• Information supplied
────────────────────────────────────────
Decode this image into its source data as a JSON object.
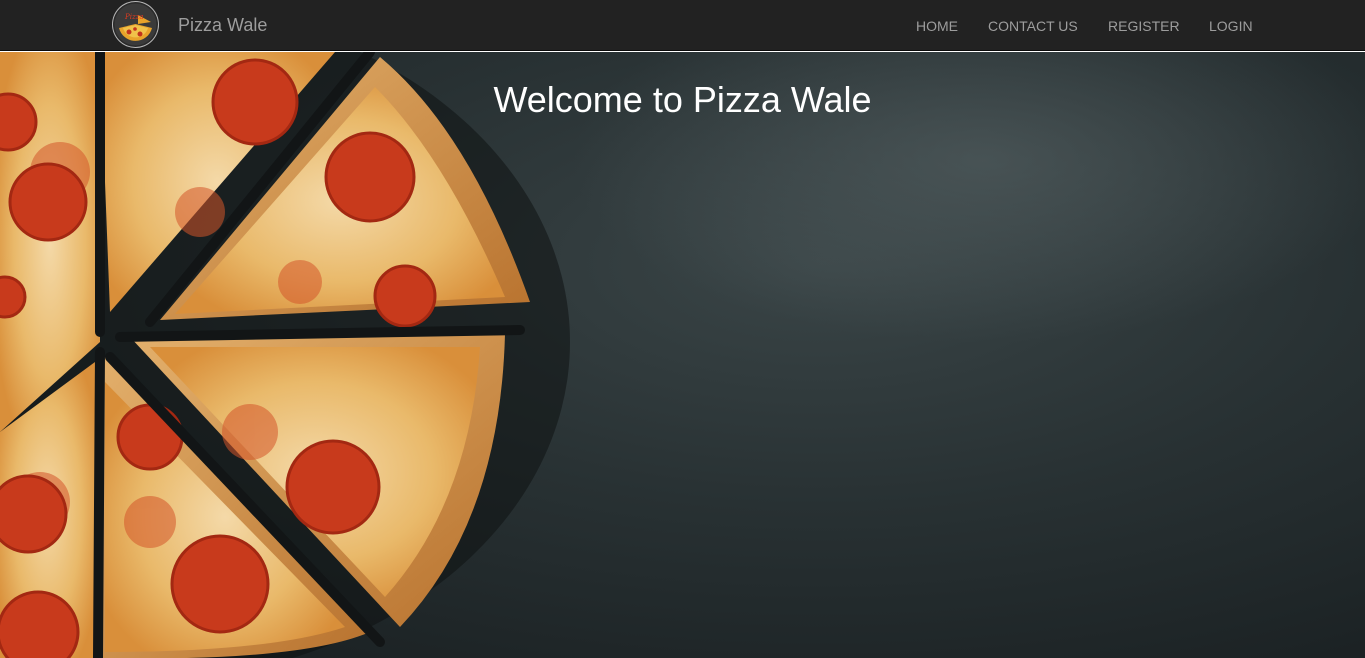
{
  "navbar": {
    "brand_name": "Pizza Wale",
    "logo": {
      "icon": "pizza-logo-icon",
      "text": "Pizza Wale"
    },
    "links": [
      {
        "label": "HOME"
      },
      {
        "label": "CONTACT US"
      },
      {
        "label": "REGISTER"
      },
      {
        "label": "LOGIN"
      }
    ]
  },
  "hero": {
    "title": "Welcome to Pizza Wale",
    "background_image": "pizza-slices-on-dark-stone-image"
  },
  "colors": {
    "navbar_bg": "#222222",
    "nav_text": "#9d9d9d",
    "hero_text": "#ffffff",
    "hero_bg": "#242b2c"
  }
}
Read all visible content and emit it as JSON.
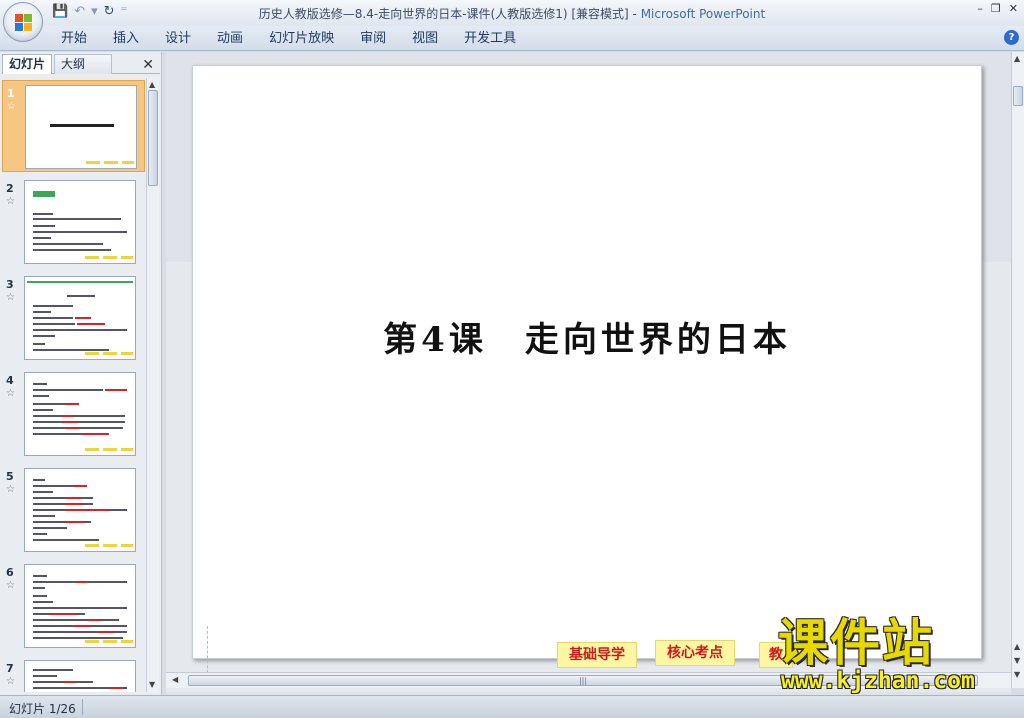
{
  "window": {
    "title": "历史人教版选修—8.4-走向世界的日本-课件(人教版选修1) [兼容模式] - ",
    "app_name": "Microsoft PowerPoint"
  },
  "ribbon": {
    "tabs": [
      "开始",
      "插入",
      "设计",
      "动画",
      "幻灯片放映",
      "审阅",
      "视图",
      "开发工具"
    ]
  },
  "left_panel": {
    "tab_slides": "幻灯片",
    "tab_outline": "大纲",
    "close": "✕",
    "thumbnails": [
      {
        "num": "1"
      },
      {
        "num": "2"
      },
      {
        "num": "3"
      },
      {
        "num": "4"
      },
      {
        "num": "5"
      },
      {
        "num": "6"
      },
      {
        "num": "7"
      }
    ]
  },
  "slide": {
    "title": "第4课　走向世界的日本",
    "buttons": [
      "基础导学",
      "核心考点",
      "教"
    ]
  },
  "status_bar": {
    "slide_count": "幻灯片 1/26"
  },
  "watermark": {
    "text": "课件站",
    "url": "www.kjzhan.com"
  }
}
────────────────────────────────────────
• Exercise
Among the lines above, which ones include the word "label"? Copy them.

• Solution
        "label": "HOME"
        "label": "CONTACT US"
        "label": "REGISTER"
        "label": "LOGIN"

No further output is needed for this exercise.